Chief Court Mistress to Victoria of Baden, 1907–1931[edit]

  • 1907–1908: Vacant
  • 1908–1931: Augusta Lewenhaupt

See also[edit]

References[edit]

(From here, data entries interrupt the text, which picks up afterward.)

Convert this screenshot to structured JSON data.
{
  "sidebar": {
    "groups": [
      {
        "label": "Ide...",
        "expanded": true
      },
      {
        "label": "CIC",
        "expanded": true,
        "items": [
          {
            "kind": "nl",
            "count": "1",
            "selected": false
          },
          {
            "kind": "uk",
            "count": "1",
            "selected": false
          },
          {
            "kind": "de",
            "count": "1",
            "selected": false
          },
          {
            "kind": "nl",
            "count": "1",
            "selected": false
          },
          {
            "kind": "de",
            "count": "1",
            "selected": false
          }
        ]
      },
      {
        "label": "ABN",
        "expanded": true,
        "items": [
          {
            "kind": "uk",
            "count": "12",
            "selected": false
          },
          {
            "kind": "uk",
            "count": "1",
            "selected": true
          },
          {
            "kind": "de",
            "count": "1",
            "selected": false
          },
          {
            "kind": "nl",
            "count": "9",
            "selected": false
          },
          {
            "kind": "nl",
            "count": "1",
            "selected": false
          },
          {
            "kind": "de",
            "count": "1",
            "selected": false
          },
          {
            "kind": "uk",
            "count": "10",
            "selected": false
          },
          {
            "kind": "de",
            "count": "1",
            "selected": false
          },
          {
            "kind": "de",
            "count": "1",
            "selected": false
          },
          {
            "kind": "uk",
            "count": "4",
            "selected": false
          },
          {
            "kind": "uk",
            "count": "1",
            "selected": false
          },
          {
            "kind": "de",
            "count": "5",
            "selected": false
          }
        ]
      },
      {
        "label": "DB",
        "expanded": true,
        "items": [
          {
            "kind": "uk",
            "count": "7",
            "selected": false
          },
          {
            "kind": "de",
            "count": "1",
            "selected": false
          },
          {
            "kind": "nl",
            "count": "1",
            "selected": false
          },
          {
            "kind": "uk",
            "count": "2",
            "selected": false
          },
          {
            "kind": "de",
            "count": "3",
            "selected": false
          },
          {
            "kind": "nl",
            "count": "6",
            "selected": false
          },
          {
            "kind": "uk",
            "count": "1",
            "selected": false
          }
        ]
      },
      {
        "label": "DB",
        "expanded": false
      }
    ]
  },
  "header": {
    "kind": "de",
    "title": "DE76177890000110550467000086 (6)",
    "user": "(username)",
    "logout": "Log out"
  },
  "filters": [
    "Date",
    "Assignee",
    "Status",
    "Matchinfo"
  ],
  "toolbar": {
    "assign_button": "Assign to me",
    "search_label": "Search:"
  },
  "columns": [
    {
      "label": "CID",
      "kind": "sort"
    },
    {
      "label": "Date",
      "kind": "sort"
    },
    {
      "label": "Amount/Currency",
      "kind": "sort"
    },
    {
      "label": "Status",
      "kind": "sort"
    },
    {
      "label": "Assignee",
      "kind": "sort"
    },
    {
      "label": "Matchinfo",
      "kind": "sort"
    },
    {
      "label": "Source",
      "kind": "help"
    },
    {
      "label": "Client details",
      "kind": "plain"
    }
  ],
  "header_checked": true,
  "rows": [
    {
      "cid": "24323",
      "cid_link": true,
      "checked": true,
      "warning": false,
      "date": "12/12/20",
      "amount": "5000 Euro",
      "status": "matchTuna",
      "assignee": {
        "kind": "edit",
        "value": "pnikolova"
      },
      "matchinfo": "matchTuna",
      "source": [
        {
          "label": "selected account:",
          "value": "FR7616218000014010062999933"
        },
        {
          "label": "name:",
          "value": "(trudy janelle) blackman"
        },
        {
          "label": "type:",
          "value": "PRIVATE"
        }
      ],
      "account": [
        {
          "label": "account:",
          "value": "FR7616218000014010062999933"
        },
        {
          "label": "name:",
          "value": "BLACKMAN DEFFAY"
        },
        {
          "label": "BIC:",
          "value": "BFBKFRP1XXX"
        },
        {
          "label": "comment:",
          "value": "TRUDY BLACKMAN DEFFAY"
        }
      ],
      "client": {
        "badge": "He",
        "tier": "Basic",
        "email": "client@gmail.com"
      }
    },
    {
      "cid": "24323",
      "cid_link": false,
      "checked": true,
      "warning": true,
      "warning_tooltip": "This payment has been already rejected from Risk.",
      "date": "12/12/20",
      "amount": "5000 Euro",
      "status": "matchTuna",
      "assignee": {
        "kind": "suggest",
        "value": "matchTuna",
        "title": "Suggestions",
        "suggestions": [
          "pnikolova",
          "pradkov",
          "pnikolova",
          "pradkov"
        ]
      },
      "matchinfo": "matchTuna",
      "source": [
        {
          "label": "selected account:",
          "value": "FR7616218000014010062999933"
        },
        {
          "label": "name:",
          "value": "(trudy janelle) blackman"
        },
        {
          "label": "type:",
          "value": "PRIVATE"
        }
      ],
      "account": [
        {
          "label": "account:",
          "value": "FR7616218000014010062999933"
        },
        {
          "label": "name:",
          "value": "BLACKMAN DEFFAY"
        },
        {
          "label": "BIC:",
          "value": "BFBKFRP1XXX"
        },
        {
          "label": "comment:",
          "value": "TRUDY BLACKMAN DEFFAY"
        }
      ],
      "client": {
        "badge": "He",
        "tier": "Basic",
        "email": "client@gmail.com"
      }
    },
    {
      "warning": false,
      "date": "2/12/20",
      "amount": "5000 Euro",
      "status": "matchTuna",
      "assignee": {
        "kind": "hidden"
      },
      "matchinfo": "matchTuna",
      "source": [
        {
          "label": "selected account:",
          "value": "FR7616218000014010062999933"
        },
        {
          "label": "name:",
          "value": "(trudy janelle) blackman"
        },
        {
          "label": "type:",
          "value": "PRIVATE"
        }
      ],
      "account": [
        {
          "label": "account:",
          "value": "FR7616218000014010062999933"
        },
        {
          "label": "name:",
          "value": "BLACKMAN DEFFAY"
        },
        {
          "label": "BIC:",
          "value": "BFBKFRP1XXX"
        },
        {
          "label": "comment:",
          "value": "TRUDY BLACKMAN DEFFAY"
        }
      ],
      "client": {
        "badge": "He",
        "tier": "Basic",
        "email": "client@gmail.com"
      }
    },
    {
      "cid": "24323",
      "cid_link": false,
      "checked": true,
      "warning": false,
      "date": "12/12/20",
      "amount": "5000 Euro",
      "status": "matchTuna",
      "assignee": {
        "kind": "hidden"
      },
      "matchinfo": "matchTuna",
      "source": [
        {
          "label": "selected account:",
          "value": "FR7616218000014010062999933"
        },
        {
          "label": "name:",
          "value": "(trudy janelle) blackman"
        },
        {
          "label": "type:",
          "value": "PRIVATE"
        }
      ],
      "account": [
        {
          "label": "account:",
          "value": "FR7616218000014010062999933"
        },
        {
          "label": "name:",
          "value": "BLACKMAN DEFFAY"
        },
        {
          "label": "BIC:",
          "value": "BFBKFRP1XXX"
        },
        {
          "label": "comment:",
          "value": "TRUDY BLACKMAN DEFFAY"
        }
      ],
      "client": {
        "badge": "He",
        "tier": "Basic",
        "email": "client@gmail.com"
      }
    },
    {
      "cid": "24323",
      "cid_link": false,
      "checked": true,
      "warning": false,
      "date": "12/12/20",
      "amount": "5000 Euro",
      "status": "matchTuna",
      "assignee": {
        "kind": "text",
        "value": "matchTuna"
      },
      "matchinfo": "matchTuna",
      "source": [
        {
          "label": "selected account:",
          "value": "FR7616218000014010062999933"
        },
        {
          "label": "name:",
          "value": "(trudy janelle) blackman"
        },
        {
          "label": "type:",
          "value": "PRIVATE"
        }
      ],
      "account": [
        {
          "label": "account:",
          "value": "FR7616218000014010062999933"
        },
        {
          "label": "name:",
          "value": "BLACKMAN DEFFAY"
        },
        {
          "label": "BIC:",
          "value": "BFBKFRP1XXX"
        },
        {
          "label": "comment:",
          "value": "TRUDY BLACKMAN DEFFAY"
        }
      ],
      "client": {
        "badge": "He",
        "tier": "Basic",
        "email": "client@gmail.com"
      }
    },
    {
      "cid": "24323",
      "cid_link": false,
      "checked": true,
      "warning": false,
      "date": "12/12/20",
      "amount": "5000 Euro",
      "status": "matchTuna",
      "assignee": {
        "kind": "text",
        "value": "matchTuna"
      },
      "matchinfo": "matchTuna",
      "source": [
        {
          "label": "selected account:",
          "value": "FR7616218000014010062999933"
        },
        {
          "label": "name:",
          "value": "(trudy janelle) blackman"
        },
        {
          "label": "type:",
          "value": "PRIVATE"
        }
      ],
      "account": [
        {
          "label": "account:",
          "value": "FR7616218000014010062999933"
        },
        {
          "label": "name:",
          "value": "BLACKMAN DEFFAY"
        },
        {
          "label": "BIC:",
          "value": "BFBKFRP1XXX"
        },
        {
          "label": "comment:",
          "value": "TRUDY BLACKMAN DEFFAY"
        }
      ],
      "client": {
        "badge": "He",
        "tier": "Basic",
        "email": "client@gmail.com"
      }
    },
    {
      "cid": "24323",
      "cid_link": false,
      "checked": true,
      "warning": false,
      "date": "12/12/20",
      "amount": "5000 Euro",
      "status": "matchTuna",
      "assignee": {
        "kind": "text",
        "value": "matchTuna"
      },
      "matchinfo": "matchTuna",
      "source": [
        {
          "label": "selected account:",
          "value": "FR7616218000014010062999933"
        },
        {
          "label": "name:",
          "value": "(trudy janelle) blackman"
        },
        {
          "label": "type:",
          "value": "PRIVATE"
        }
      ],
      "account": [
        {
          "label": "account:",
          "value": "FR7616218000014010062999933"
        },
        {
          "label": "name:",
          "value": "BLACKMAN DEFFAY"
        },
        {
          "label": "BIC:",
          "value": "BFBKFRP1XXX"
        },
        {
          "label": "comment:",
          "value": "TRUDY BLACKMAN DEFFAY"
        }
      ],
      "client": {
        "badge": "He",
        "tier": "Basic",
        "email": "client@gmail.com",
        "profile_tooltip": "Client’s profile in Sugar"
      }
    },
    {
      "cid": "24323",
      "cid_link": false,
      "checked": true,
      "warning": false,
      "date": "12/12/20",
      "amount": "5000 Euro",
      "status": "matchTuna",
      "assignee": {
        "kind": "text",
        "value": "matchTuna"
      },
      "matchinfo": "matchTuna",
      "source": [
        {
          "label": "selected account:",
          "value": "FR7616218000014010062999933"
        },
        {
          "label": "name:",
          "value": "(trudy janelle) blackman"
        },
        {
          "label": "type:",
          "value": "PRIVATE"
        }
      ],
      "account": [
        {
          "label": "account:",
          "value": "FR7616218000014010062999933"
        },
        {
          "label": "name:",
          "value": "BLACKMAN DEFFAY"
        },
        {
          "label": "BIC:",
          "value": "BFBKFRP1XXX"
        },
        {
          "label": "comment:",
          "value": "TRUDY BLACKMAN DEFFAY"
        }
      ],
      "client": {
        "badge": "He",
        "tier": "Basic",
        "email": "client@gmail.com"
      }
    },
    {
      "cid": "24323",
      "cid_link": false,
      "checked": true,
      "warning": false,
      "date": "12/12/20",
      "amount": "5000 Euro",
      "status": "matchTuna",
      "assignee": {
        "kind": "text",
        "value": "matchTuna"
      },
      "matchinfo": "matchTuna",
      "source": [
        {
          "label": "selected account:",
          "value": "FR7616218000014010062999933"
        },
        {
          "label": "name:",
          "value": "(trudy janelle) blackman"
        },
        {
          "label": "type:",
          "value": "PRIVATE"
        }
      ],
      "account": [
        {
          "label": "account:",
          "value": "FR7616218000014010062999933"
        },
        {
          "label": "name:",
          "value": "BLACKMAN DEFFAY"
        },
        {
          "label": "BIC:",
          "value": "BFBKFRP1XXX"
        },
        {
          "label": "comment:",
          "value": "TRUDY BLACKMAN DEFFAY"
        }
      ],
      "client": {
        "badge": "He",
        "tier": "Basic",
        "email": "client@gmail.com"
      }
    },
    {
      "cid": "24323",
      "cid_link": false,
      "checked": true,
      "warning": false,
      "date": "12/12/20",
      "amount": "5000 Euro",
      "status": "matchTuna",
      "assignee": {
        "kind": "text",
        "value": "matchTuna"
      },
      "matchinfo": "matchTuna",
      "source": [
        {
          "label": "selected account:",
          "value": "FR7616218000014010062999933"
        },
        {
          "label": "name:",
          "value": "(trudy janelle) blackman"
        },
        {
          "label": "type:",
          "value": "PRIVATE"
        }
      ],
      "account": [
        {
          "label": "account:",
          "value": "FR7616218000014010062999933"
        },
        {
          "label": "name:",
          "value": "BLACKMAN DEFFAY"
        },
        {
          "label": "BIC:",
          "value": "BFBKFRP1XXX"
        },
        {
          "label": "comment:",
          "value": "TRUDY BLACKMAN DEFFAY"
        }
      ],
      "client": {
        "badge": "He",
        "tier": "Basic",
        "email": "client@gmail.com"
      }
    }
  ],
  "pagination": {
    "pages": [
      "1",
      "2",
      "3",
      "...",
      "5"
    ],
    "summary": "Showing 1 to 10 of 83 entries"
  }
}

  1. ^ a b c d Nadine Akkerman & Birgit Houben, eds. The Politics of Female Households: Ladies-in-Waiting Across Early Modern Europe (2013).
  2. ^ a b Fabian Persson (1999). Servants of Fortune. The Swedish Court between 1598 and 1721. Lund: Wallin & Dalholm. ISBN 91-628-3340-5.
  3. ^ Klaus Kjølsen: Det Kongelige Danske Hof 1660–2000: en forvaltningshistorisk oversigt, 2010
  4. ^ a b c d Kongelig dansk hof- og statskalender
  5. ^ Emil Madsen, Forskellige Forhold ved den danske Hofstat i det 16. Aarhundrede, særlig dets anden Halvdel. , Historisk Tidsskrift, Bind 7. række, 3 (1900 - 1902)
  6. ^ Emil Madsen, Forskellige Forhold ved den danske Hofstat i det 16. Aarhundrede, særlig dets anden Halvdel, Historisk Tidsskrift, Bind 7. række, 3 (1900 - 1902)
  7. ^ Jorgensen, Ellen; Skovgaard, Johanne (January 5, 1910). "Danske dronniger; fortaellinger og karakteristikker af Ellen Jorgensen og Johanne Skovgaard". Kobenhavn H. Hagerup – via Internet Archive.
  8. ^ Berner Schilden Holsten, Hans Heinrich Adam (January 5, 1911). "Dronning Anna Sophie paa Clausholm". Odense : Miloske Boghandel – via Internet Archive.
  9. ^ Atkinson, Emma Willsher: Memoirs of the queens of Prussia, London : W. Kent
  10. ^ Biographie, Deutsche. "Finck von Finckenstein, Albrecht Konrad Graf - Deutsche Biographie". www.deutsche-biographie.de.
  11. ^ "Digitale Bibliothek - Münchener Digitalisierungszentrum". daten.digitale-sammlungen.de.
  12. ^ Biographie, Deutsche. "Voß, Sophie Marie Gräfin von - Deutsche Biographie". www.deutsche-biographie.de.
  13. ^ Jacqueline Kerkhoff: Maria van Hongarije en haar hof 1505–1558: tot plichtsbetrachting uitverkoren
  14. ^ Dianne Hamer: Sophie: biografie van Sophie van Würtemberg (1818–1877) op basis van brieven en dagboken, 2011
  15. ^ S Gravenhaagsche” Stads-Almanak: voor 1857
  16. ^ a b Fabian Persson (1999). Servants of Fortune. The Swedish court between 1598 and 1721. Lund: Wallin & Dalholm. ISBN 91-628-3340-5
  17. ^ Tydén-Jordan Astrid, red (1987). Kungligt klädd, kungligt mode. Stockholm: Bergh. Libris 7401256. ISBN 91-502-0849-7